Free swing lesson,8 p.m. to 9 p.m.

$5 open dance, 9 p.m. to 12 a.m.

Cedar Street Art Collective

1701 S. Cedar St.


Got nothing to do on Labor day weekend?

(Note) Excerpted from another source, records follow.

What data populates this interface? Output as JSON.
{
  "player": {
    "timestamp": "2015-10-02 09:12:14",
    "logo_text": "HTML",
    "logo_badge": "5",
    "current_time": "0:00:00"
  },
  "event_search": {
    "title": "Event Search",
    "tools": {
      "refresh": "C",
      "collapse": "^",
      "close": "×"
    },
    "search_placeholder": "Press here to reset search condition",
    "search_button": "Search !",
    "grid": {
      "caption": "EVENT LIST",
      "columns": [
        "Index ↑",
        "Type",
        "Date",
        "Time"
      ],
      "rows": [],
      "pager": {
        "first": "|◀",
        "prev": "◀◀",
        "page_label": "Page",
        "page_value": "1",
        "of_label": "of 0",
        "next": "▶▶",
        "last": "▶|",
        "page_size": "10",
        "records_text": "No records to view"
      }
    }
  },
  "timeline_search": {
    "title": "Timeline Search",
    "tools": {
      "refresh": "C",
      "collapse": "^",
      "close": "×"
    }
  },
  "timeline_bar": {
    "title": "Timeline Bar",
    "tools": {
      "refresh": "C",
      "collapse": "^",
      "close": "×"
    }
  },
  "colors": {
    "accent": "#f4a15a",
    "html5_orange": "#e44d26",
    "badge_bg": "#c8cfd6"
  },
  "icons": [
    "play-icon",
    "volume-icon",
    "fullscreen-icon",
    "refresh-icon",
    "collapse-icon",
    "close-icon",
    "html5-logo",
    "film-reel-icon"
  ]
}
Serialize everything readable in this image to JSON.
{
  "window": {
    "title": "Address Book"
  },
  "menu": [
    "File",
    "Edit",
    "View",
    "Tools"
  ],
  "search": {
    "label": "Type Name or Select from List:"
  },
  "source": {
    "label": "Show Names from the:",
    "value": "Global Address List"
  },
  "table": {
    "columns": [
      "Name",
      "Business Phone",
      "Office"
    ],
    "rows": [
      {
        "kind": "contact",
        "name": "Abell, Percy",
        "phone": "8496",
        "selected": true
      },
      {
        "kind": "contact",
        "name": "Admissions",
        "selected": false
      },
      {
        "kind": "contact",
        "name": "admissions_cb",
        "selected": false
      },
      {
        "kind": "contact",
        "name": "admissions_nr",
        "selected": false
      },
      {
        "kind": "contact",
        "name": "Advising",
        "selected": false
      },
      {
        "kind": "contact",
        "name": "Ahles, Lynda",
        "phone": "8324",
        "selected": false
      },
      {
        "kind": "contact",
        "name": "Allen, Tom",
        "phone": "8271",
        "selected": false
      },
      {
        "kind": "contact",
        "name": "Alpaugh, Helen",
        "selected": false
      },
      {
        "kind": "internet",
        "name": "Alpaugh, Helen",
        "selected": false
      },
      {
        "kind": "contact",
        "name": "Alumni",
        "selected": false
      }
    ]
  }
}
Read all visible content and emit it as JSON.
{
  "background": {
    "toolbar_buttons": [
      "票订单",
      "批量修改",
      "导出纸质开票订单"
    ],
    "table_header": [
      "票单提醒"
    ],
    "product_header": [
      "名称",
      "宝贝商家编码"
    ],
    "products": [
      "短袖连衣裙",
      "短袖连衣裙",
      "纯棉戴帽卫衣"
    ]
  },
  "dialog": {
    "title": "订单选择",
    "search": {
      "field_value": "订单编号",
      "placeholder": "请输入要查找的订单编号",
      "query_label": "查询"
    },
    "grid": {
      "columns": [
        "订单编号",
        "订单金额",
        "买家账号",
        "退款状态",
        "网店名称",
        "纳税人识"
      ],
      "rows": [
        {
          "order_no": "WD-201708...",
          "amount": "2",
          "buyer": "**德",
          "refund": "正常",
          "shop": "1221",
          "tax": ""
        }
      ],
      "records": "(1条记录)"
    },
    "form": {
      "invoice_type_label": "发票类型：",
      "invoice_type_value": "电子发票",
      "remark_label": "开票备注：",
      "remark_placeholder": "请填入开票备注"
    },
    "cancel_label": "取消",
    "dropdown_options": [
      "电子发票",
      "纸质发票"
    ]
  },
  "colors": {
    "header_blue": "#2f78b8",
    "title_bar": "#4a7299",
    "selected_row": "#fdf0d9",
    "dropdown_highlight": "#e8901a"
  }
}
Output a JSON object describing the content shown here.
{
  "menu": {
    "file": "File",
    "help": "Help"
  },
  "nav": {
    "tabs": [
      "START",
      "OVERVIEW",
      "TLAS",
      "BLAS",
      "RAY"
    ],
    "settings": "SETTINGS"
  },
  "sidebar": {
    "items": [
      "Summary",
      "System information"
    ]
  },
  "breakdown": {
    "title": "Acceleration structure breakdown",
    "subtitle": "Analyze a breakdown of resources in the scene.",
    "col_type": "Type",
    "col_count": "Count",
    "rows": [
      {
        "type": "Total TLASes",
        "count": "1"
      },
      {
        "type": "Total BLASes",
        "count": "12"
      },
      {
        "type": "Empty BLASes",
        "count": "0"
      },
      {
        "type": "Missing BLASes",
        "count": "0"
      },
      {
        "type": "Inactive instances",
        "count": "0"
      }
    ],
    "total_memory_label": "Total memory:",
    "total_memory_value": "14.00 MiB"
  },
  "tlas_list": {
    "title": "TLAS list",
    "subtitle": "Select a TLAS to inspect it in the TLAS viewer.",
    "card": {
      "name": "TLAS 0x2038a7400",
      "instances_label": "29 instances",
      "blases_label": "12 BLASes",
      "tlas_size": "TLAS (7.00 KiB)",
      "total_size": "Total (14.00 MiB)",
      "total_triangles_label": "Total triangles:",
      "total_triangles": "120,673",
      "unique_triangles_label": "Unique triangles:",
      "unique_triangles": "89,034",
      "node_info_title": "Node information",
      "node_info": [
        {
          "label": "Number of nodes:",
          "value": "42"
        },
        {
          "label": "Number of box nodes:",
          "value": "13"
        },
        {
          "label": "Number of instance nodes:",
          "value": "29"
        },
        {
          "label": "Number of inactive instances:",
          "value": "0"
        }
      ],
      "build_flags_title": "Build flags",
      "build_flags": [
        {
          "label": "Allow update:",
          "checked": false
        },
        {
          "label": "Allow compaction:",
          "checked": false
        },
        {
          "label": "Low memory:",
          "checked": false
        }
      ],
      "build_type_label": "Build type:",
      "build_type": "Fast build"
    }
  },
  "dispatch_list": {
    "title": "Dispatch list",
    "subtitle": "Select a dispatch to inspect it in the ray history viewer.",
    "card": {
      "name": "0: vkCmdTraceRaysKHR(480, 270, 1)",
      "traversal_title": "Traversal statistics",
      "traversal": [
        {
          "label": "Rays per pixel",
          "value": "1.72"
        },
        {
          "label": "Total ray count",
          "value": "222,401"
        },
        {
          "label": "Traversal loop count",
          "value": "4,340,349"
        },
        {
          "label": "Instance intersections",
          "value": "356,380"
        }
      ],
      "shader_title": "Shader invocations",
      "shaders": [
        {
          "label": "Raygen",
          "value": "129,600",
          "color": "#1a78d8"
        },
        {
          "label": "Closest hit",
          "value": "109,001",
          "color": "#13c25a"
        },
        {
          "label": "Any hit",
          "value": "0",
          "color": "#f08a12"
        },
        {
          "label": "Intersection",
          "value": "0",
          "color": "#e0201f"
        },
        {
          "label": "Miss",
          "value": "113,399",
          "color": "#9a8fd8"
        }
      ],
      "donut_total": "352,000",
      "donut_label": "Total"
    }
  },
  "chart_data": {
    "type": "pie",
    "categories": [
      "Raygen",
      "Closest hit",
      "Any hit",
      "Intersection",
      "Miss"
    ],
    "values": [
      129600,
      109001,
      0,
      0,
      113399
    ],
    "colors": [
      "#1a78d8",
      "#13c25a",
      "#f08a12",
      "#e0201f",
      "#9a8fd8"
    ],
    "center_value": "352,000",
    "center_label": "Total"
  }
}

Put on those dancing shoes and come out for a judgment free swing dance.


“This is casual, relaxed fun not attached to any social expectations,” Maggie Robinson, president and event organizer of Lansing Stomp said. “Once you try it, you'll wonder why you were scared.”


Noticing a lack of swing dancing operations between Grand Rapids and Detroit, Robinson started the Lansing Stomp as a nonprofit to encourage this traditional American dance form.


“Now, we provide an alcohol free space where people can socialize, make connections, enjoy themselves and exercise.”


The height of popularity in the ‘20s through the ‘40s, swing dance was born out of Harlem with a dance called the lindy hop.


“I believe that when the bandstands fell out of favor, that's when swing took a dive,” Robinson said.

Swing dancing is a way to get to know someone without speaking, Robinson said. “In close space, you understand the idiosyncrasies of people's personalities. When you are dancing with someone you are feeling them.”


Beginners shouldn’t worry about making mistakes.


“Failing is part of it — it makes it more fun and interesting. It is a dance that lets you embrace your mistakes.”


Also, part of the night includes a blues dance from 11 p.m. to 12 a.m.


“On a dance level, blues is a little bit more low impact and simpler in its style. Swing is more aerobic.”


Robinson puts on these shows for the love of the craft, she said.


“I get to dance every weekend and I get to meet people. We are all volunteers and everything goes back into holding dances. We have a place to share what we love and meet people in our community.”